Then he climbed a little further…and a little further…and then just a little further. By that time he had thought of another song.
It’s a very funny thought that, if Bears were Bees,
They’d build their nests at the bottom of trees.
And that being so (if the Bees were Bears),
We shouldn’t have to climb up all these stairs.
He was getting rather tired by this time, so that is why he sang a Complaining Song. He was nearly there now, and if he just stood on that branch…
“Oh, help!” said Pooh, as he dropped ten feet on the branch below him.
“If only I hadn’t–” he said, as he bounced twenty feet on the next branch.
“You see, what I meant to do,” he explained, as he turned head-over-heels, and crashed on to another branch thirty feet below, “what I meant to do–”
“Of course, it was rather–” he admitted, as he slithered very quickly through the next six branches.

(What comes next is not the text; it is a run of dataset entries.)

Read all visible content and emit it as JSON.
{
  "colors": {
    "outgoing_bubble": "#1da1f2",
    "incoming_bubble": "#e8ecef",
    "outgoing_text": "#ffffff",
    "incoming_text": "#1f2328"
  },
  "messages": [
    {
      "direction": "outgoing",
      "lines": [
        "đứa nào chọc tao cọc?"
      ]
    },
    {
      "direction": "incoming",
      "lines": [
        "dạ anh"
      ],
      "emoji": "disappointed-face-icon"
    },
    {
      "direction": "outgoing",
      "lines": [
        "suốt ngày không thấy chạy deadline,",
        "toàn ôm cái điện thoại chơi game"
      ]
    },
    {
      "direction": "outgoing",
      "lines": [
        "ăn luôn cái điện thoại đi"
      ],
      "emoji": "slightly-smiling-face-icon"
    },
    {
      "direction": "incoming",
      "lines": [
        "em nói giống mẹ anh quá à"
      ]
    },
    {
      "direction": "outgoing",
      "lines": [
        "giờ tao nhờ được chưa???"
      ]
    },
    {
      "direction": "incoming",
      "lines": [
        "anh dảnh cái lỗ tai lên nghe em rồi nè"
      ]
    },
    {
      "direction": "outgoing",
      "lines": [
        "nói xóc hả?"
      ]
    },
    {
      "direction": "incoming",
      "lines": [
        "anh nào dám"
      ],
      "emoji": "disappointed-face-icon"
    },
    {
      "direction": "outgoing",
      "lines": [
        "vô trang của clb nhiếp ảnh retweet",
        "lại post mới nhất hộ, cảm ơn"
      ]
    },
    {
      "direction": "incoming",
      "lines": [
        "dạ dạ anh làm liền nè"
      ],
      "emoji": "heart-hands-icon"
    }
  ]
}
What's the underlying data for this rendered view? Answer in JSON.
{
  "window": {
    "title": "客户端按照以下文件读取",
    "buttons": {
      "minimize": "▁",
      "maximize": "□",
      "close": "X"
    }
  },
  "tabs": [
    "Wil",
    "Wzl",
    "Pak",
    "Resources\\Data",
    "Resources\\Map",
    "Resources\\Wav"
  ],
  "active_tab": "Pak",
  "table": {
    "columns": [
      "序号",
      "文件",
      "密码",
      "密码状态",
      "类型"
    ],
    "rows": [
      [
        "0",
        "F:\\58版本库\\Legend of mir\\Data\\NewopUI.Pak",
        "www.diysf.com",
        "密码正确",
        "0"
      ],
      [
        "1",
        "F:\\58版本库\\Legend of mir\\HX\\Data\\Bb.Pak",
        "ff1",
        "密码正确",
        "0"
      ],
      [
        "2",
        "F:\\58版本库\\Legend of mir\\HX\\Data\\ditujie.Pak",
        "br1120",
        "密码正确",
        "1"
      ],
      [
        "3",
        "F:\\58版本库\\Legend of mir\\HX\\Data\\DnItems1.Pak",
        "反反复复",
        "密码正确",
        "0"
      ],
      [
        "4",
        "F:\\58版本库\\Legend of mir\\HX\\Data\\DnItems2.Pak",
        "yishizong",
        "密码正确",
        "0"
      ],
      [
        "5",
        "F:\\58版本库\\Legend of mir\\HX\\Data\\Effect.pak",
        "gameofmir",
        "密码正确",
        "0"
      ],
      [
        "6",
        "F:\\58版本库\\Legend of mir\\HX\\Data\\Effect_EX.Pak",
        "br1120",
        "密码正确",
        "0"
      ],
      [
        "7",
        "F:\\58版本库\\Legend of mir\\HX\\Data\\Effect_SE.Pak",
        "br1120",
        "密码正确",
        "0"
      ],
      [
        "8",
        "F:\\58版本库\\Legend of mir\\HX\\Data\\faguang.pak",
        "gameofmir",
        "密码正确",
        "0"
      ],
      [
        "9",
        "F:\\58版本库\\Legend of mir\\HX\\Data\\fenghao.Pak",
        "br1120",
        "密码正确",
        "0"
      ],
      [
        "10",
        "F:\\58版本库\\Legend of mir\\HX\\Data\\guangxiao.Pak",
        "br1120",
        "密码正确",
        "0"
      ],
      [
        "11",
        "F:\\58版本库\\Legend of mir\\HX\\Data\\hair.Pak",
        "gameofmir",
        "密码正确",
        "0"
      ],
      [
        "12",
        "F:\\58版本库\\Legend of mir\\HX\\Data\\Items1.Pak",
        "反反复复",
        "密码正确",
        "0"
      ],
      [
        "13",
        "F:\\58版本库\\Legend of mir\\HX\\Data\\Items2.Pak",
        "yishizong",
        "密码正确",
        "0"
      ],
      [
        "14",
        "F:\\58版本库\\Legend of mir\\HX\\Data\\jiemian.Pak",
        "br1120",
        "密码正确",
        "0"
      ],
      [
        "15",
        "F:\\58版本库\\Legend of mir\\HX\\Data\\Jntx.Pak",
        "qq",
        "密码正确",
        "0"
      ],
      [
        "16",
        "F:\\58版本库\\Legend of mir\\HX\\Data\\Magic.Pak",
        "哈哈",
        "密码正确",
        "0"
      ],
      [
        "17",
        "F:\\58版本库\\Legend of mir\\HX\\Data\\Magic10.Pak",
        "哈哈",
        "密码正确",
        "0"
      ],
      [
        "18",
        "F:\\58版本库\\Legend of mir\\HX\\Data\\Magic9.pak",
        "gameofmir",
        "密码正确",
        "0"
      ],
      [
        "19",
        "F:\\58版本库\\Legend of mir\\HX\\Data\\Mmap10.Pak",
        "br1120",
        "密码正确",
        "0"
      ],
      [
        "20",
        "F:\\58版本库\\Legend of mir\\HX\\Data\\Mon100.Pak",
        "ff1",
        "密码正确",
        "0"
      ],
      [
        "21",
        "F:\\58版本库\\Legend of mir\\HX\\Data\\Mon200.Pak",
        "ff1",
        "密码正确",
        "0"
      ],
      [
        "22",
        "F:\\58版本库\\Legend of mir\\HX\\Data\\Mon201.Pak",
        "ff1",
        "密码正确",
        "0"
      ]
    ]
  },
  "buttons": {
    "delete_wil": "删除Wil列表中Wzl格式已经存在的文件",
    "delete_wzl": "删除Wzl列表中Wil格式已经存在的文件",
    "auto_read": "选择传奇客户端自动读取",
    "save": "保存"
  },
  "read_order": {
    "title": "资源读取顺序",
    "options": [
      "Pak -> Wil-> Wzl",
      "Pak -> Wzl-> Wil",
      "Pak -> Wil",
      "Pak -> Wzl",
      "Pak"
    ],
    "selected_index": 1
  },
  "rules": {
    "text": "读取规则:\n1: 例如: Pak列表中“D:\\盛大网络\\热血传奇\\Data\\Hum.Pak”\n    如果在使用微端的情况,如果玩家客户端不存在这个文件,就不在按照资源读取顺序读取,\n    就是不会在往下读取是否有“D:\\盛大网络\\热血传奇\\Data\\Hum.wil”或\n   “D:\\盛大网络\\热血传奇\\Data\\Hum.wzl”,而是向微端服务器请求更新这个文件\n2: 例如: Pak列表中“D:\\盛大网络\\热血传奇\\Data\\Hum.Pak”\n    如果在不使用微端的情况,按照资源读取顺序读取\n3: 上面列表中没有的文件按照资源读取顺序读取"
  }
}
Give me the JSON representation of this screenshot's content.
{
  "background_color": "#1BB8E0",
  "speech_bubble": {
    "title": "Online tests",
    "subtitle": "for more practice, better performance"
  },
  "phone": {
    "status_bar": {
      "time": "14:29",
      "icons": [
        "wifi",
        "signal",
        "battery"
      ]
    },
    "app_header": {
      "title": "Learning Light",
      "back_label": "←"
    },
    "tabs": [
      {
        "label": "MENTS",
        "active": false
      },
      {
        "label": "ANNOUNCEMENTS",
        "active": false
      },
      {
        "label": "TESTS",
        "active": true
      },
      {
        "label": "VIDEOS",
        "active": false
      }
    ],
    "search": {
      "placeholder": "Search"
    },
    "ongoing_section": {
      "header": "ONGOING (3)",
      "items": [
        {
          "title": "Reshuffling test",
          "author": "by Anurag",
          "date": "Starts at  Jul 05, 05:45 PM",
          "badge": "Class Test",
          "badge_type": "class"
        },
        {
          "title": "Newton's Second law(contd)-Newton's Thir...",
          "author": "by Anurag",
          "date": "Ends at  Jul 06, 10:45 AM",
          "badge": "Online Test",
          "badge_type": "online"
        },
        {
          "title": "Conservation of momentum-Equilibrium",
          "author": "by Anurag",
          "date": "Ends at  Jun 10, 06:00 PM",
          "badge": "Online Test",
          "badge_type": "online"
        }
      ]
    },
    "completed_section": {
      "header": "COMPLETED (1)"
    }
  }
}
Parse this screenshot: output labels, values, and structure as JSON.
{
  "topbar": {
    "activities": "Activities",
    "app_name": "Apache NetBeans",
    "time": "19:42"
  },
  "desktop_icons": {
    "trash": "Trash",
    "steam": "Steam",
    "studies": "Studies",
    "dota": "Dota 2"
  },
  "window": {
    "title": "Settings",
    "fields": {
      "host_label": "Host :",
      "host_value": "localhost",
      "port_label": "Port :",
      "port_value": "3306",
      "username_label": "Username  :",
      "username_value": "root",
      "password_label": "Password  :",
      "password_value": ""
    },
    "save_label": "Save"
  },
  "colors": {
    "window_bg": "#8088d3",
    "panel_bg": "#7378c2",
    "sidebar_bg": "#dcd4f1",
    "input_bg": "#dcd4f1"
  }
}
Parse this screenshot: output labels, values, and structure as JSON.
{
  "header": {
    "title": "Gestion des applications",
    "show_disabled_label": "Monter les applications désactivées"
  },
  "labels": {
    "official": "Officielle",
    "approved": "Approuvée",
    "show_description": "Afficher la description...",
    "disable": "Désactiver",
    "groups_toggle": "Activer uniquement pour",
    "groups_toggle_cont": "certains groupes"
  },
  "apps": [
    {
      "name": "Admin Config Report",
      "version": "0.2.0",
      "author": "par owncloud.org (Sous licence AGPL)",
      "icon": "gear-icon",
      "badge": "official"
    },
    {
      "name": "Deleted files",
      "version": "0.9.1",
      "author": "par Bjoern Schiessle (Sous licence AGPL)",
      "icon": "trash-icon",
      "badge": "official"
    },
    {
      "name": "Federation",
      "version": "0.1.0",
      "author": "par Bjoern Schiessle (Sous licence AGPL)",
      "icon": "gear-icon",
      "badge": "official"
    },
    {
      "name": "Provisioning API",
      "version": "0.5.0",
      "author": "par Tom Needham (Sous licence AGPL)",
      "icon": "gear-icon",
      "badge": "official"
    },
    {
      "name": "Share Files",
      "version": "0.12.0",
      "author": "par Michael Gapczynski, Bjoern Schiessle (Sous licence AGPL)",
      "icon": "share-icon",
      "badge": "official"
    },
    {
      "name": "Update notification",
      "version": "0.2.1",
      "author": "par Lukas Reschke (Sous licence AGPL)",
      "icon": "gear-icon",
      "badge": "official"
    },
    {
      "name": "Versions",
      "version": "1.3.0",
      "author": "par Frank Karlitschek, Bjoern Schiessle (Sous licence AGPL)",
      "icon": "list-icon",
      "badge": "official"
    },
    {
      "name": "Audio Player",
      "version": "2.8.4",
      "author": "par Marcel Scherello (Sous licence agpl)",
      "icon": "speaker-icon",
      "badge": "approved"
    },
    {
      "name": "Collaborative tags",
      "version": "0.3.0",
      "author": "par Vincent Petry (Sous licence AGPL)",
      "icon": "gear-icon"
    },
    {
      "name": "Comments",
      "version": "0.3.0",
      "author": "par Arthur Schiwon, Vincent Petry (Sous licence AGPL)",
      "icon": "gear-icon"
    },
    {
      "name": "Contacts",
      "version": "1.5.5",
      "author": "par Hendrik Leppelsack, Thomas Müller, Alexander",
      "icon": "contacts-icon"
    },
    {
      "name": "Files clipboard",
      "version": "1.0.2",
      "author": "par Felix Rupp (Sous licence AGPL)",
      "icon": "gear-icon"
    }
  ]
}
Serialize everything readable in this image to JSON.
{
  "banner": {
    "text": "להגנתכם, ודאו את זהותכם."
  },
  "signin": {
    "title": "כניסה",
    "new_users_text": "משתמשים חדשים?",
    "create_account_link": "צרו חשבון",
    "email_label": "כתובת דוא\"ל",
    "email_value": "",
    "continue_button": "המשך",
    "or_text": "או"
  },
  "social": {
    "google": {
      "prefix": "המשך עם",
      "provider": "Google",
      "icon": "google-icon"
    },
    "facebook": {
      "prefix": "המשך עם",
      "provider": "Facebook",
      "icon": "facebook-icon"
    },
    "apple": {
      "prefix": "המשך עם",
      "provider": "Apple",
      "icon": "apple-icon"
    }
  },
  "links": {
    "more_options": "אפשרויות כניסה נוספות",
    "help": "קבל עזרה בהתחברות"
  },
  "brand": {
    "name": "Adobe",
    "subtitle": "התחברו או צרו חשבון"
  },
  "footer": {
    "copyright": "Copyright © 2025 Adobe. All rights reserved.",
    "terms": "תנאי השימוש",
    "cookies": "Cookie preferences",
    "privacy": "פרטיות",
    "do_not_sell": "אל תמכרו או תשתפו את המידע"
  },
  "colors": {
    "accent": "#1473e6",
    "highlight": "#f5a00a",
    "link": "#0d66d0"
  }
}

“It all comes, I suppose,” he decided, as he said good-by to the last branch, spun round three times, and flew gracefully into a gorse-bush, “it all comes of liking honey so much. Oh, help!”
- A. A. Milne’s classic Winnie-the-Pooh
Creativity leaves audiences wanting more. It makes us smile. It makes us think. It makes us pause. It makes us cry and laugh and wonder.
We all know this because we’ve experienced it. Think about the first time you saw a Van Gogh, listened to Neil Young, read Robert Frost, connected with Randy Pausch, or laughed with Bill Cosby. People like this don’t just have new ideas, they are silly enough to bring those ideas to life. They are silly enough to create.
They are silly old bears.
Silly old bears have intentions no more grand than molding idea fragments into something real. They’re silly, though. They believe their creations have finite impact. It’s a powerful impact, mind you. Imagine writing, acting, speaking, joking, drawing, or molding from unformed media, and inspiring human emotion. Silly old bears are satisfied with this.
A silly old bear’s biggest impact, however, lies in the way its creation inspires others to create. You read A. A. Milne, and you want to become a writer. You listen to Willie Nelson, and you want to become a songwriter. You watch a Ken Burns film, and you want to become a filmmaker.
This is a long way to say “I love you, Brent Dixon…you silly old bear.”